neutral charge with no charge so the oxidation number is therefore 0.
Based on that information, you can deduce that the oxidation number
DECREASES so this reaction is a REDUCTION reaction.
So the electrons are added on the reactants side to balance the change in
oxidation number.
SO42-+ 2e- SO2
You might question and ask why the electrons are added to the reactants
side when SO42- has a negative charge already, youll need to understand
that in such half-equations, H+ is added to cancel out the charge.
So since there is a -4 charge on the reactants side and a neutral charge on
the products side, you add a suitable number of H+ ions to cancel out the
difference.
SO42-+ 2e- + 4H+ SO2

Now, the ionic charges are cancelled, you still have the problem of the H +
ions as they are ONLY present in the reactants side but not in the products
side so we use H2O to deal with this problem.
As there are 4 H+ and 2 oxygen atoms unused in the reactants (notice that
SO42- has 4 oxygen atoms in the ion and then SO2 has only two oxygen
atoms.), you can form some water.
A single H2O molecule has 2 hydrogen atoms per oxygen atom.
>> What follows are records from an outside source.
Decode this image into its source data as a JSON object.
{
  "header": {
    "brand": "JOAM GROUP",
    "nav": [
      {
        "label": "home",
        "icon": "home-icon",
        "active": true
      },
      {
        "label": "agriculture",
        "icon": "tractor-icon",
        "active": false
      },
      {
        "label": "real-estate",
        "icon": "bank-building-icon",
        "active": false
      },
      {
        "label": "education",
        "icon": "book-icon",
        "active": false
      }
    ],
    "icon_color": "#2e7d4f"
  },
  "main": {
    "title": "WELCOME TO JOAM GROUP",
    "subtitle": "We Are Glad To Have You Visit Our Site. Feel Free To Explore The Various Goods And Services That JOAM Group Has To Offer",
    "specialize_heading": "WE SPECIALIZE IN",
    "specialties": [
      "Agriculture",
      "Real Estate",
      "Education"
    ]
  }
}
And you
have 4 hydrogen atoms per two oxygen atoms so the ratio means you can
have 2 moles of H2O correct?
SO42-+ 2e- + 4H+ SO2 +2H2O
Now, check to see if everything is balanced correctly which it should be

Combining Half-Equations:
To make a complete redox equation, you need to combine a reduction
half-equation with an oxidation half-equation.
So lets say youve calculated the reduction and oxidation half-equations,
you now need to combine them to cancel out the electrons
Reduction =
Oxidation =

## MnO4- + 8H+ + 5e- Mn2+ + 4H2O

C2O42- 2CO2 + 2e-

Now, you can realise that the first equation has 5 electrons in the
reactants side and the second has only 2 so we need to cancel them out.
We can do this by multiplying them together to obtain the same number
of electrons on either side of the reaction.
Reduction =
Oxidation =

## (MnO4- + 8H+ + 5e- Mn2+ + 4H2O) x2

(C2O42- 2CO2 + 2e-) x5

## So the new equation becomes;

2MnO4- + 5C2O42- + 16H+ + 10e- 2Mn2+ + 8H2O + 10CO2 + 10eNow, we can eliminate the electrons from either side as they both cancel
each other out
2MnO4- + 5C2O42- + 16H+ + 10e- 2Mn2+ + 8H2O + 10CO2 + 10e2MnO4- + 5C2O42- + 16H+ 2Mn2+ + 8H2O + 10CO2